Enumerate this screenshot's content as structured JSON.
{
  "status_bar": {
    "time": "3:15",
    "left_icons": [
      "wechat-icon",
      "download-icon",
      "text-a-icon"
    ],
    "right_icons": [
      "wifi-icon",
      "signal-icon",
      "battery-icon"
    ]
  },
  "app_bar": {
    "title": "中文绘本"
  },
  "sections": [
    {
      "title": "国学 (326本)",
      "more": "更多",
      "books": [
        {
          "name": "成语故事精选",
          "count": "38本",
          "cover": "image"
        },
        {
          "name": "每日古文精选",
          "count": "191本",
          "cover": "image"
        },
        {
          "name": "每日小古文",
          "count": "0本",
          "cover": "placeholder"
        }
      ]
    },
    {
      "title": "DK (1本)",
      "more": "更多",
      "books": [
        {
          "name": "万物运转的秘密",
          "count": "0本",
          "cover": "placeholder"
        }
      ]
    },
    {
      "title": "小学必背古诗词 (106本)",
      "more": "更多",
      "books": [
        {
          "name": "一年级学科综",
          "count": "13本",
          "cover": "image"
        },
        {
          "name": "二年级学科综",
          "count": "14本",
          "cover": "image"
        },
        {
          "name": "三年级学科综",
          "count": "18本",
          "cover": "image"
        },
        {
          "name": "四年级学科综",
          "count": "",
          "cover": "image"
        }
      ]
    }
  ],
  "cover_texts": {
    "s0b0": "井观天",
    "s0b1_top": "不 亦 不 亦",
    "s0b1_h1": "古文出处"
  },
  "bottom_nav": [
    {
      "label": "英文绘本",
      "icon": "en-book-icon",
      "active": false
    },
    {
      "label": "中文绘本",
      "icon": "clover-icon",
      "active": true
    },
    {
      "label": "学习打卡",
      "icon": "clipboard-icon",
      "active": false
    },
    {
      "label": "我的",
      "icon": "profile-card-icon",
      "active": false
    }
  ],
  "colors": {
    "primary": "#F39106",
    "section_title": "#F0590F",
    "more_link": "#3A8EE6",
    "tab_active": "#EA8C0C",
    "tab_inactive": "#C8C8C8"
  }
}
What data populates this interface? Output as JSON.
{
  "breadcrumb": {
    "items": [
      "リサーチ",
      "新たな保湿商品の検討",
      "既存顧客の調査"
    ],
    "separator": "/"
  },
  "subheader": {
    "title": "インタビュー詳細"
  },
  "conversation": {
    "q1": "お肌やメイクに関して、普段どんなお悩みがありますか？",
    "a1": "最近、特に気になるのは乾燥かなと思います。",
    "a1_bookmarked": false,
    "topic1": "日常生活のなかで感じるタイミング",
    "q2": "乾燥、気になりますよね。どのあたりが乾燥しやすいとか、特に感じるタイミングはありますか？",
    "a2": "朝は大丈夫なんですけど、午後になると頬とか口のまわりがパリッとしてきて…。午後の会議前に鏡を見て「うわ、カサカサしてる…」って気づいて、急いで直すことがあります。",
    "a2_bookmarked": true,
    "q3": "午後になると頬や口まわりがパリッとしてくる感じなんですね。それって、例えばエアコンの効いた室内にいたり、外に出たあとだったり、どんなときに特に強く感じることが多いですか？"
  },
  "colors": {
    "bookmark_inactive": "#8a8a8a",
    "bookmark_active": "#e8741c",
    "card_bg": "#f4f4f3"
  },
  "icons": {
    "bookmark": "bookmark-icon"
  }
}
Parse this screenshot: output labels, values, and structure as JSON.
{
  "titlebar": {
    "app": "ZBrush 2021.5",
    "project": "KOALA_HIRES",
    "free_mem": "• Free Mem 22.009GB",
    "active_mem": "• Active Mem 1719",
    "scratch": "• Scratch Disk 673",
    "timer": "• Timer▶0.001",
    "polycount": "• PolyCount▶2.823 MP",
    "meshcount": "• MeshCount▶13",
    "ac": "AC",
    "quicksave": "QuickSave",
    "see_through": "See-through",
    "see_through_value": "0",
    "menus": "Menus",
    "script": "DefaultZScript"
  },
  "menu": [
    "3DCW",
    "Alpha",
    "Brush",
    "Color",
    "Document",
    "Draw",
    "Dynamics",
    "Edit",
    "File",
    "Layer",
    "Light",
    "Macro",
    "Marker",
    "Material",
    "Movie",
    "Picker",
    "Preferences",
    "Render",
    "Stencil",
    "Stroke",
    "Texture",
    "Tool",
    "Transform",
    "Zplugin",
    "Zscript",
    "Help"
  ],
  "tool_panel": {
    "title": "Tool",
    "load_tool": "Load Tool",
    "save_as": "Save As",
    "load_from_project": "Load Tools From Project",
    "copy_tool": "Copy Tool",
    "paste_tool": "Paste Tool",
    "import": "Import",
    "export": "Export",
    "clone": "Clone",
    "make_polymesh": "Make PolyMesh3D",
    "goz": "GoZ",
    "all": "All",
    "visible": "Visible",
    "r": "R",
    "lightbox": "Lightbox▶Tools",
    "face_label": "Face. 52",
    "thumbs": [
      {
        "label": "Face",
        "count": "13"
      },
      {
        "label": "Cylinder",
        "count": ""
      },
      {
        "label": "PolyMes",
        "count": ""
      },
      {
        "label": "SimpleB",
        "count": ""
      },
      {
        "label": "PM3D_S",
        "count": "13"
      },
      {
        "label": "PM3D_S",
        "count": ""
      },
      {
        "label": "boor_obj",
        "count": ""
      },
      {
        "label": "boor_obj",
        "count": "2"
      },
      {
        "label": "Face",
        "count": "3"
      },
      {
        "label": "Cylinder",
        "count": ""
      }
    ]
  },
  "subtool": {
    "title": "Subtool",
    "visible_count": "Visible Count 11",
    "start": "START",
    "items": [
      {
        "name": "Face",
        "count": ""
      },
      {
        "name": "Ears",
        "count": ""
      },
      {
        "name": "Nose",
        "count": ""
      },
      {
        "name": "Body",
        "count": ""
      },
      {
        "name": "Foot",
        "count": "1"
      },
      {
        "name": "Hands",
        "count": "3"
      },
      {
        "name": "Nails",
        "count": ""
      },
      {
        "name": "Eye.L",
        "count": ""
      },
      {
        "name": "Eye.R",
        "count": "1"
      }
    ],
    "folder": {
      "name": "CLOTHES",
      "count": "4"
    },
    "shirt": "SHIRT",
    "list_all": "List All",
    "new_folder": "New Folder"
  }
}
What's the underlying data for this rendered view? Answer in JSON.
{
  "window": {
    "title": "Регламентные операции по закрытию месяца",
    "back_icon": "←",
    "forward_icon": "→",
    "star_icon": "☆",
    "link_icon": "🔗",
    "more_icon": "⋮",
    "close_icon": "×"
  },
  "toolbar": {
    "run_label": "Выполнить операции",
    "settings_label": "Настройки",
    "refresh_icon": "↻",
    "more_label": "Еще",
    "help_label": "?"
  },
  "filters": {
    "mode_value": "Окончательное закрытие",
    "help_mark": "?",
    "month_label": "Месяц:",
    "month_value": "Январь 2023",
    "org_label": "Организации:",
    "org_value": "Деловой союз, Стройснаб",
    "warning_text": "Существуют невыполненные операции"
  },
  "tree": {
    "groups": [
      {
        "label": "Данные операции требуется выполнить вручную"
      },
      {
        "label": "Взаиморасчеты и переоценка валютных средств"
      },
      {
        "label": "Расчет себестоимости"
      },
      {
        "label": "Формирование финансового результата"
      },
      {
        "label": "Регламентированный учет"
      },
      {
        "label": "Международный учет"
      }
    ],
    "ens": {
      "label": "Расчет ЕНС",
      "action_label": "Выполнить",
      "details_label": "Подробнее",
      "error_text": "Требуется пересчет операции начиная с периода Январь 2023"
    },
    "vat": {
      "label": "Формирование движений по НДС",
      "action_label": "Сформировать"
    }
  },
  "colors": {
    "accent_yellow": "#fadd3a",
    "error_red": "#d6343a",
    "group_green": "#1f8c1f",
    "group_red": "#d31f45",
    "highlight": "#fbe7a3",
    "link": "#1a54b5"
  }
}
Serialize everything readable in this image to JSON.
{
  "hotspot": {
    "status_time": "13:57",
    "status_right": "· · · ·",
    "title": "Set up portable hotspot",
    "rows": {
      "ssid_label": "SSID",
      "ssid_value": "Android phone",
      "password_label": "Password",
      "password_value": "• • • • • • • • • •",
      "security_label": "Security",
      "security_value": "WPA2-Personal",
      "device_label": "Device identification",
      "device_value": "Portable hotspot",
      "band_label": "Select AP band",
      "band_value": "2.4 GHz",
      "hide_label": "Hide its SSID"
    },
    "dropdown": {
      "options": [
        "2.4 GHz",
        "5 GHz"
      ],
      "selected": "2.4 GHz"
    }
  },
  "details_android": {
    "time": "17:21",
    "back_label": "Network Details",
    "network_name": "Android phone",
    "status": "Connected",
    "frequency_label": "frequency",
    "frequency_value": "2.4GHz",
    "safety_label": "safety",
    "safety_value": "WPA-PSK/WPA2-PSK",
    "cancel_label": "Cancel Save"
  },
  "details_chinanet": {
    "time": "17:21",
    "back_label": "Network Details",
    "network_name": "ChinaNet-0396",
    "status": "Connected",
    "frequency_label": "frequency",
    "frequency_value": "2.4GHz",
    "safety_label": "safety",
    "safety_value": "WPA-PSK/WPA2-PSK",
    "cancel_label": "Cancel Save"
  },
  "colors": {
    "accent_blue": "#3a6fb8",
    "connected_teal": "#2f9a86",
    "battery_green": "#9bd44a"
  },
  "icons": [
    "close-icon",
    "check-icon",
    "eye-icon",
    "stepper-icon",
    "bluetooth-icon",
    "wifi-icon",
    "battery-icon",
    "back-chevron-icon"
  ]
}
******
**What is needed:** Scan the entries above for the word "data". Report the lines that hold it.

**The answer:**
What data populates this interface? Output as JSON.
What's the underlying data for this rendered view? Answer in JSON.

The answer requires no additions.